o space. I had the room for them, but all the panels were in the way.

o SPL. To play *loud* was difficult.

o I determined I am not that into HT.


As a result, I went for a cheap axiom setup and still run my MGIIIa mains for 2 channel. For me this has worked out extremely well. I have put more money into 2 channel and for movies, I am getting everything I want to (and to tell you the truth.. it is more satisfying in some ways than the planar setup).


My choice was one of priorities. For whatever reason, I find HT audio is rarely that satisfying to me beyond the wow effect. Two channel is just on another level for me.

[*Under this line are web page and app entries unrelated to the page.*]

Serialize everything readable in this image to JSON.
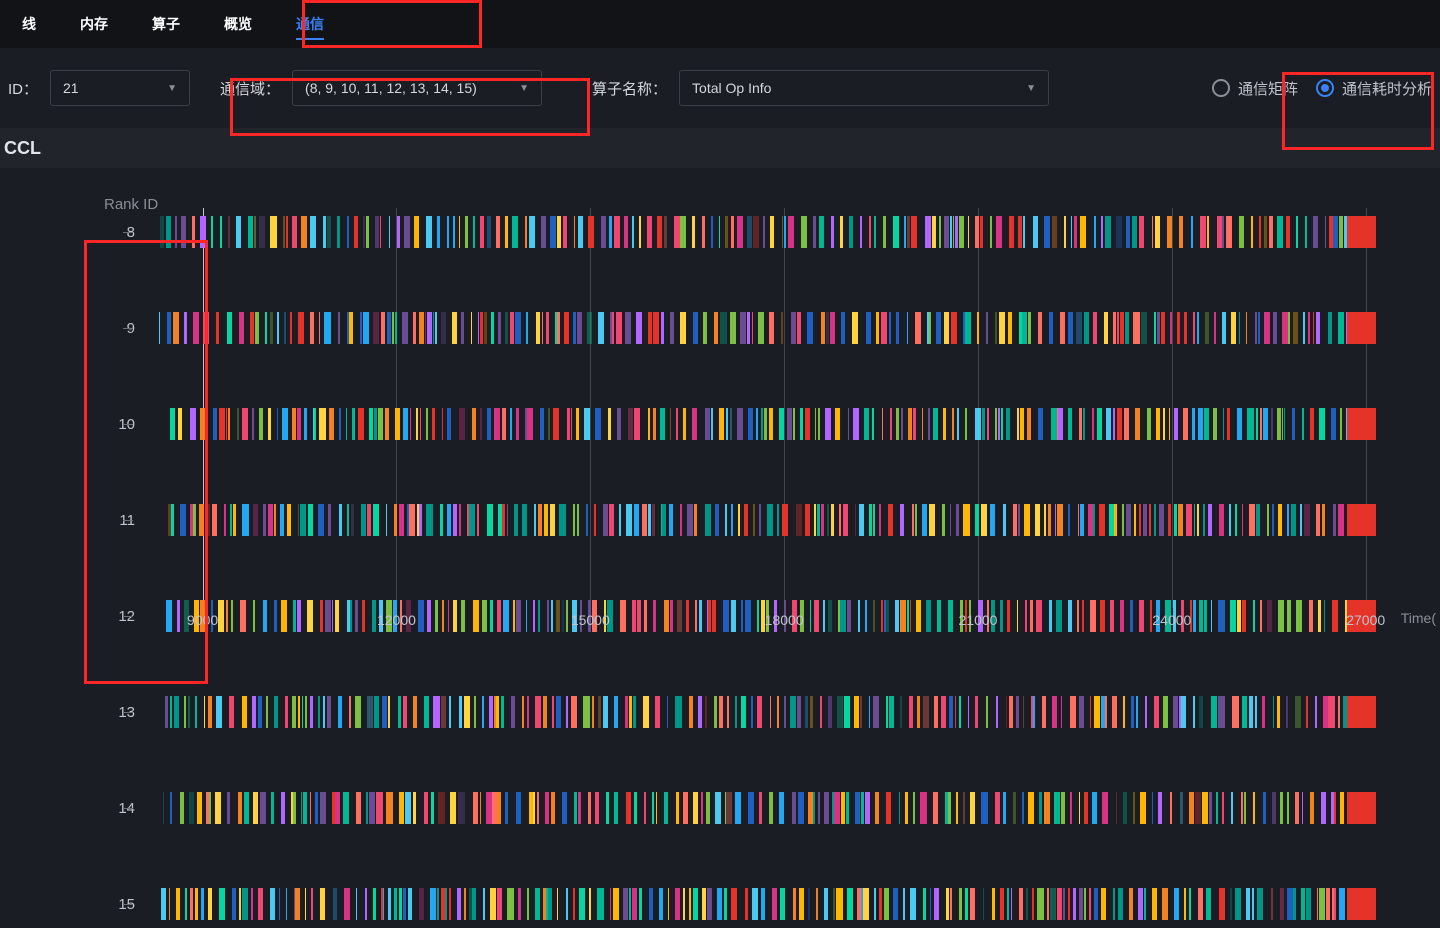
{
  "tabs": [
    "线",
    "内存",
    "算子",
    "概览",
    "通信"
  ],
  "activeTab": 4,
  "filters": {
    "idLabel": "ID：",
    "idValue": "21",
    "domainLabel": "通信域：",
    "domainValue": "(8, 9, 10, 11, 12, 13, 14, 15)",
    "opLabel": "算子名称：",
    "opValue": "Total Op Info"
  },
  "radios": {
    "matrixLabel": "通信矩阵",
    "analysisLabel": "通信耗时分析",
    "selected": 1
  },
  "sectionTitle": "CCL",
  "chart": {
    "yTitle": "Rank ID",
    "xTitle": "Time(",
    "ranks": [
      8,
      9,
      10,
      11,
      12,
      13,
      14,
      15
    ],
    "xmin": 8000,
    "xmax": 27500,
    "xticks": [
      9000,
      12000,
      15000,
      18000,
      21000,
      24000,
      27000
    ]
  },
  "chart_data": {
    "type": "bar",
    "title": "CCL",
    "xlabel": "Time",
    "ylabel": "Rank ID",
    "categories": [
      8,
      9,
      10,
      11,
      12,
      13,
      14,
      15
    ],
    "x_range": [
      8000,
      27500
    ],
    "xticks": [
      9000,
      12000,
      15000,
      18000,
      21000,
      24000,
      27000
    ],
    "note": "Timeline rows contain densely packed multi-colored communication op spans per rank. Individual span boundaries are too fine to read precisely; each row has spans spread across the full x range with a solid red block near x≈27000."
  }
}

med.
 

·
Registered
Joined
·
276 Posts
Remember that Maggie's can be very dependent not only upon amplification but also upon the remainder of the electronics used as well (at least in my experience).


For instance, I was pretty disappointed in the dynamic capabilities of my Maggies when using a Lexicon DC-1 processor. Even started shopping for new speakers. Stepped up to a Theta Casablanca II and suddenly I have dynamics. Now the speaker buying is on hold--not as obvious a need to upgrade (good thing, given the cost of the CB2). Similar with amps. You need not only enough power, but a high-quality amp to really make the Maggies sing. After many inappropriate purchases (most of them based on specs) I now only buy after hearing the component in my system or one similar. Component choice doesn't seem as critical with many other speakers; with Maggies, if you don't demo, I feel you'd be doing yourself a disservice.
 

·
Registered
Joined
·
27 Posts
John,


I guess we can agree that Maggies play loud enough unless you have a very large room then.


I don't think most Home Theaters will present a problem then.


The fact is Maggies do play loud and I have also found that more accurate reproduction seems louder than it is in db anyway.


Mike,


You are very correct. You must use very good front end electronics, but when you do MAGIC! I have also found the Lexicon DC1 processor to not sound good on music.
 

·
Registered
Joined
·
233 Posts
Quote:
Originally posted by Mike Matheson
Remember that Maggie's can be very dependent not only upon amplification but also upon the remainder of the electronics used as well (at least in my experience).


For instance, I was pretty disappointed in the dynamic capabilities of my Maggies when using a Lexicon DC-1 processor. Even started shopping for new speakers. Stepped up to a Theta Casablanca II and suddenly I have dynamics. Now the speaker buying is on hold--not as obvious a need to upgrade (good thing, given the cost of the CB2). Similar with amps. You need not only enough power, but a high-quality amp to really make the Maggies sing. After many inappropriate purchases (most of them based on specs) I now only buy after hearing the component in my system or one similar. Component choice doesn't seem as critical with many other speakers; with Maggies, if you don't demo, I feel you'd be doing yourself a disservice.
In my former all Maggie system, going to a Casablanca II also made some strong changes (I went from a Proceed PAV/PVSD). The Casablanca made me dissatisfied with the MGCC1 center (replaced it with a Soundline SL6-6, the experience sold me on Soundlines, which I'll be using throughout my new system). On the plus side, it reduced incidence of clipping (not sure whether the clipping was caused by the amp or the bass panel running out of room) by using the Casa's 100Hz, 24dB/octave crossover. On the other hand, I'd love to see a theater with MG20.1s used for LCR :).


Seth
 
1 - 14 of 14 Posts
Status
Not open for further replies.
Top